WORK REQUEST:
Return the data below exactly, minus the pictures.

(ENTRIES SHOWN)

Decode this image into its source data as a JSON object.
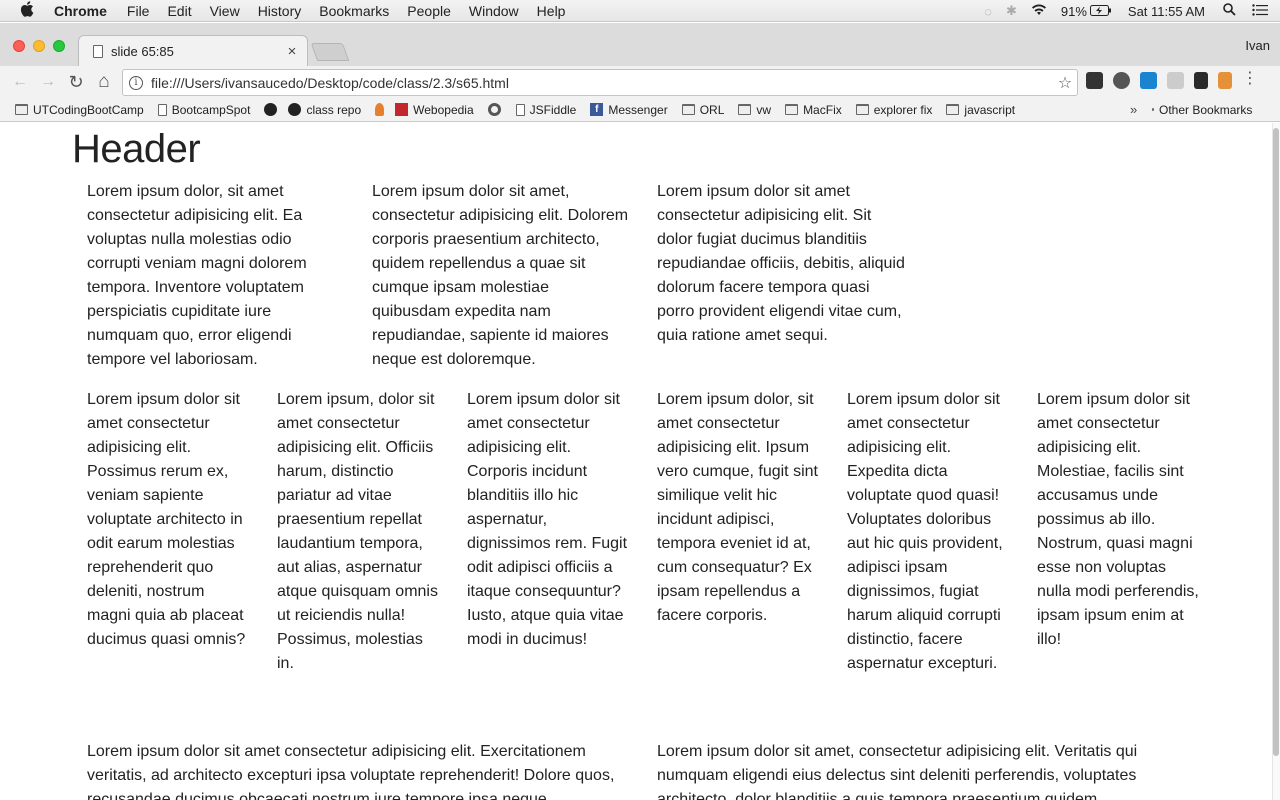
{
  "menubar": {
    "app": "Chrome",
    "items": [
      "File",
      "Edit",
      "View",
      "History",
      "Bookmarks",
      "People",
      "Window",
      "Help"
    ],
    "battery": "91%",
    "clock": "Sat 11:55 AM"
  },
  "tab": {
    "title": "slide 65:85",
    "close": "×"
  },
  "profile": "Ivan",
  "toolbar": {
    "back": "←",
    "forward": "→",
    "reload": "↻",
    "home": "⌂",
    "info": "i",
    "url": "file:///Users/ivansaucedo/Desktop/code/class/2.3/s65.html",
    "star": "☆"
  },
  "bookmarks": [
    {
      "label": "UTCodingBootCamp",
      "icon": "folder-icon"
    },
    {
      "label": "BootcampSpot",
      "icon": "page-icon"
    },
    {
      "label": "",
      "icon": "github-icon"
    },
    {
      "label": "class repo",
      "icon": "github-icon"
    },
    {
      "label": "",
      "icon": "stackoverflow-icon"
    },
    {
      "label": "Webopedia",
      "icon": "webopedia-icon"
    },
    {
      "label": "",
      "icon": "target-icon"
    },
    {
      "label": "JSFiddle",
      "icon": "page-icon"
    },
    {
      "label": "Messenger",
      "icon": "facebook-icon"
    },
    {
      "label": "ORL",
      "icon": "folder-icon"
    },
    {
      "label": "vw",
      "icon": "folder-icon"
    },
    {
      "label": "MacFix",
      "icon": "folder-icon"
    },
    {
      "label": "explorer fix",
      "icon": "folder-icon"
    },
    {
      "label": "javascript",
      "icon": "folder-icon"
    }
  ],
  "bookmarks_more": "»",
  "bookmarks_other": "Other Bookmarks",
  "page": {
    "header": "Header",
    "row1": [
      "Lorem ipsum dolor, sit amet consectetur adipisicing elit. Ea voluptas nulla molestias odio corrupti veniam magni dolorem tempora. Inventore voluptatem perspiciatis cupiditate iure numquam quo, error eligendi tempore vel laboriosam.",
      "Lorem ipsum dolor sit amet, consectetur adipisicing elit. Dolorem corporis praesentium architecto, quidem repellendus a quae sit cumque ipsam molestiae quibusdam expedita nam repudiandae, sapiente id maiores neque est doloremque.",
      "Lorem ipsum dolor sit amet consectetur adipisicing elit. Sit dolor fugiat ducimus blanditiis repudiandae officiis, debitis, aliquid dolorum facere tempora quasi porro provident eligendi vitae cum, quia ratione amet sequi."
    ],
    "row2": [
      "Lorem ipsum dolor sit amet consectetur adipisicing elit. Possimus rerum ex, veniam sapiente voluptate architecto in odit earum molestias reprehenderit quo deleniti, nostrum magni quia ab placeat ducimus quasi omnis?",
      "Lorem ipsum, dolor sit amet consectetur adipisicing elit. Officiis harum, distinctio pariatur ad vitae praesentium repellat laudantium tempora, aut alias, aspernatur atque quisquam omnis ut reiciendis nulla! Possimus, molestias in.",
      "Lorem ipsum dolor sit amet consectetur adipisicing elit. Corporis incidunt blanditiis illo hic aspernatur, dignissimos rem. Fugit odit adipisci officiis a itaque consequuntur? Iusto, atque quia vitae modi in ducimus!",
      "Lorem ipsum dolor, sit amet consectetur adipisicing elit. Ipsum vero cumque, fugit sint similique velit hic incidunt adipisci, tempora eveniet id at, cum consequatur? Ex ipsam repellendus a facere corporis.",
      "Lorem ipsum dolor sit amet consectetur adipisicing elit. Expedita dicta voluptate quod quasi! Voluptates doloribus aut hic quis provident, adipisci ipsam dignissimos, fugiat harum aliquid corrupti distinctio, facere aspernatur excepturi.",
      "Lorem ipsum dolor sit amet consectetur adipisicing elit. Molestiae, facilis sint accusamus unde possimus ab illo. Nostrum, quasi magni esse non voluptas nulla modi perferendis, ipsam ipsum enim at illo!"
    ],
    "row3": [
      "Lorem ipsum dolor sit amet consectetur adipisicing elit. Exercitationem veritatis, ad architecto excepturi ipsa voluptate reprehenderit! Dolore quos, recusandae ducimus obcaecati nostrum iure tempore ipsa neque",
      "Lorem ipsum dolor sit amet, consectetur adipisicing elit. Veritatis qui numquam eligendi eius delectus sint deleniti perferendis, voluptates architecto, dolor blanditiis a quis tempora praesentium quidem"
    ]
  }
}
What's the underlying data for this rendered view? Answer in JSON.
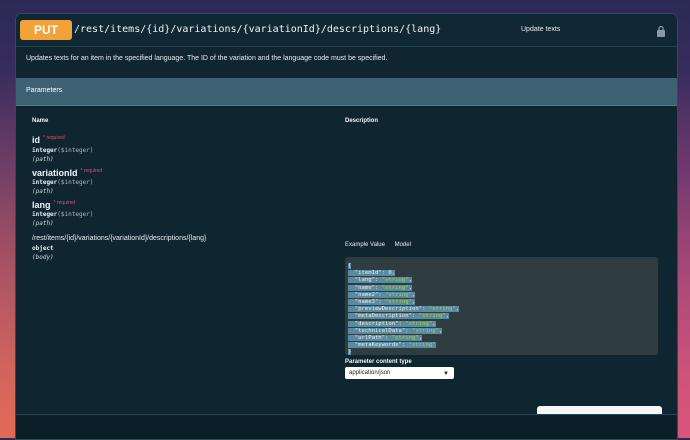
{
  "operation": {
    "method": "PUT",
    "path": "/rest/items/{id}/variations/{variationId}/descriptions/{lang}",
    "summary": "Update texts",
    "description": "Updates texts for an item in the specified language. The ID of the variation and the language code must be specified."
  },
  "parameters": {
    "title": "Parameters",
    "col_name": "Name",
    "col_description": "Description",
    "required_label": "* required",
    "items": [
      {
        "name": "id",
        "type": "integer",
        "format": "($integer)",
        "in": "(path)"
      },
      {
        "name": "variationId",
        "type": "integer",
        "format": "($integer)",
        "in": "(path)"
      },
      {
        "name": "lang",
        "type": "integer",
        "format": "($integer)",
        "in": "(path)"
      }
    ],
    "body": {
      "name": "/rest/items/{id}/variations/{variationId}/descriptions/{lang}",
      "type": "object",
      "in": "(body)"
    }
  },
  "example": {
    "tabs": [
      "Example Value",
      "Model"
    ],
    "keys": [
      "itemId",
      "lang",
      "name",
      "name2",
      "name3",
      "previewDescription",
      "metaDescription",
      "description",
      "technicalData",
      "urlPath",
      "metaKeywords"
    ],
    "string_value": "\"string\""
  },
  "content_type": {
    "label": "Parameter content type",
    "selected": "application/json"
  },
  "colors": {
    "method_put": "#f3a23a",
    "panel_bg": "#0f2530",
    "params_bar": "#3f6174",
    "required": "#d4546b"
  }
}
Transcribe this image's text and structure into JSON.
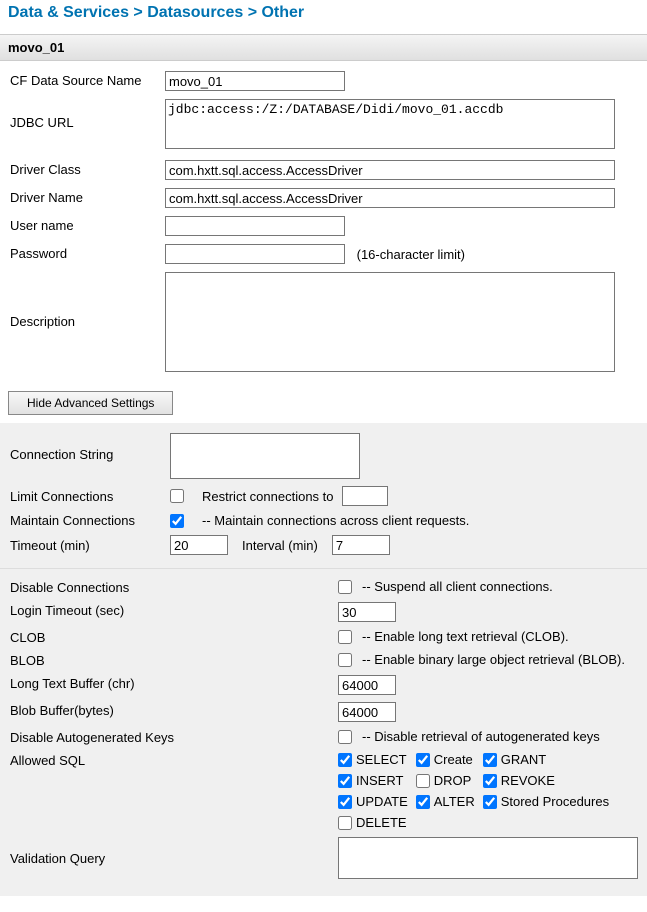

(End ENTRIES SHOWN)

SOLUTION:
Decode this image into its source data as a JSON object.
{
  "menubar": {
    "app": "Chrome",
    "items": [
      "File",
      "Edit",
      "View",
      "History",
      "Bookmarks",
      "People",
      "Window",
      "Help"
    ],
    "battery": "91%",
    "clock": "Sat 11:55 AM"
  },
  "tab": {
    "title": "slide 65:85",
    "close": "×"
  },
  "profile": "Ivan",
  "toolbar": {
    "back": "←",
    "forward": "→",
    "reload": "↻",
    "home": "⌂",
    "info": "i",
    "url": "file:///Users/ivansaucedo/Desktop/code/class/2.3/s65.html",
    "star": "☆"
  },
  "bookmarks": [
    {
      "label": "UTCodingBootCamp",
      "icon": "folder-icon"
    },
    {
      "label": "BootcampSpot",
      "icon": "page-icon"
    },
    {
      "label": "",
      "icon": "github-icon"
    },
    {
      "label": "class repo",
      "icon": "github-icon"
    },
    {
      "label": "",
      "icon": "stackoverflow-icon"
    },
    {
      "label": "Webopedia",
      "icon": "webopedia-icon"
    },
    {
      "label": "",
      "icon": "target-icon"
    },
    {
      "label": "JSFiddle",
      "icon": "page-icon"
    },
    {
      "label": "Messenger",
      "icon": "facebook-icon"
    },
    {
      "label": "ORL",
      "icon": "folder-icon"
    },
    {
      "label": "vw",
      "icon": "folder-icon"
    },
    {
      "label": "MacFix",
      "icon": "folder-icon"
    },
    {
      "label": "explorer fix",
      "icon": "folder-icon"
    },
    {
      "label": "javascript",
      "icon": "folder-icon"
    }
  ],
  "bookmarks_more": "»",
  "bookmarks_other": "Other Bookmarks",
  "page": {
    "header": "Header",
    "row1": [
      "Lorem ipsum dolor, sit amet consectetur adipisicing elit. Ea voluptas nulla molestias odio corrupti veniam magni dolorem tempora. Inventore voluptatem perspiciatis cupiditate iure numquam quo, error eligendi tempore vel laboriosam.",
      "Lorem ipsum dolor sit amet, consectetur adipisicing elit. Dolorem corporis praesentium architecto, quidem repellendus a quae sit cumque ipsam molestiae quibusdam expedita nam repudiandae, sapiente id maiores neque est doloremque.",
      "Lorem ipsum dolor sit amet consectetur adipisicing elit. Sit dolor fugiat ducimus blanditiis repudiandae officiis, debitis, aliquid dolorum facere tempora quasi porro provident eligendi vitae cum, quia ratione amet sequi."
    ],
    "row2": [
      "Lorem ipsum dolor sit amet consectetur adipisicing elit. Possimus rerum ex, veniam sapiente voluptate architecto in odit earum molestias reprehenderit quo deleniti, nostrum magni quia ab placeat ducimus quasi omnis?",
      "Lorem ipsum, dolor sit amet consectetur adipisicing elit. Officiis harum, distinctio pariatur ad vitae praesentium repellat laudantium tempora, aut alias, aspernatur atque quisquam omnis ut reiciendis nulla! Possimus, molestias in.",
      "Lorem ipsum dolor sit amet consectetur adipisicing elit. Corporis incidunt blanditiis illo hic aspernatur, dignissimos rem. Fugit odit adipisci officiis a itaque consequuntur? Iusto, atque quia vitae modi in ducimus!",
      "Lorem ipsum dolor, sit amet consectetur adipisicing elit. Ipsum vero cumque, fugit sint similique velit hic incidunt adipisci, tempora eveniet id at, cum consequatur? Ex ipsam repellendus a facere corporis.",
      "Lorem ipsum dolor sit amet consectetur adipisicing elit. Expedita dicta voluptate quod quasi! Voluptates doloribus aut hic quis provident, adipisci ipsam dignissimos, fugiat harum aliquid corrupti distinctio, facere aspernatur excepturi.",
      "Lorem ipsum dolor sit amet consectetur adipisicing elit. Molestiae, facilis sint accusamus unde possimus ab illo. Nostrum, quasi magni esse non voluptas nulla modi perferendis, ipsam ipsum enim at illo!"
    ],
    "row3": [
      "Lorem ipsum dolor sit amet consectetur adipisicing elit. Exercitationem veritatis, ad architecto excepturi ipsa voluptate reprehenderit! Dolore quos, recusandae ducimus obcaecati nostrum iure tempore ipsa neque",
      "Lorem ipsum dolor sit amet, consectetur adipisicing elit. Veritatis qui numquam eligendi eius delectus sint deleniti perferendis, voluptates architecto, dolor blanditiis a quis tempora praesentium quidem"
    ]
  }
}
What's the underlying data for this rendered view? Answer in JSON.
{
  "operation": {
    "method": "PUT",
    "path": "/rest/items/{id}/variations/{variationId}/descriptions/{lang}",
    "summary": "Update texts",
    "description": "Updates texts for an item in the specified language. The ID of the variation and the language code must be specified."
  },
  "parameters": {
    "title": "Parameters",
    "col_name": "Name",
    "col_description": "Description",
    "required_label": "* required",
    "items": [
      {
        "name": "id",
        "type": "integer",
        "format": "($integer)",
        "in": "(path)"
      },
      {
        "name": "variationId",
        "type": "integer",
        "format": "($integer)",
        "in": "(path)"
      },
      {
        "name": "lang",
        "type": "integer",
        "format": "($integer)",
        "in": "(path)"
      }
    ],
    "body": {
      "name": "/rest/items/{id}/variations/{variationId}/descriptions/{lang}",
      "type": "object",
      "in": "(body)"
    }
  },
  "example": {
    "tabs": [
      "Example Value",
      "Model"
    ],
    "keys": [
      "itemId",
      "lang",
      "name",
      "name2",
      "name3",
      "previewDescription",
      "metaDescription",
      "description",
      "technicalData",
      "urlPath",
      "metaKeywords"
    ],
    "string_value": "\"string\""
  },
  "content_type": {
    "label": "Parameter content type",
    "selected": "application/json"
  },
  "colors": {
    "method_put": "#f3a23a",
    "panel_bg": "#0f2530",
    "params_bar": "#3f6174",
    "required": "#d4546b"
  }
}
Transcribe this image's text and structure into JSON.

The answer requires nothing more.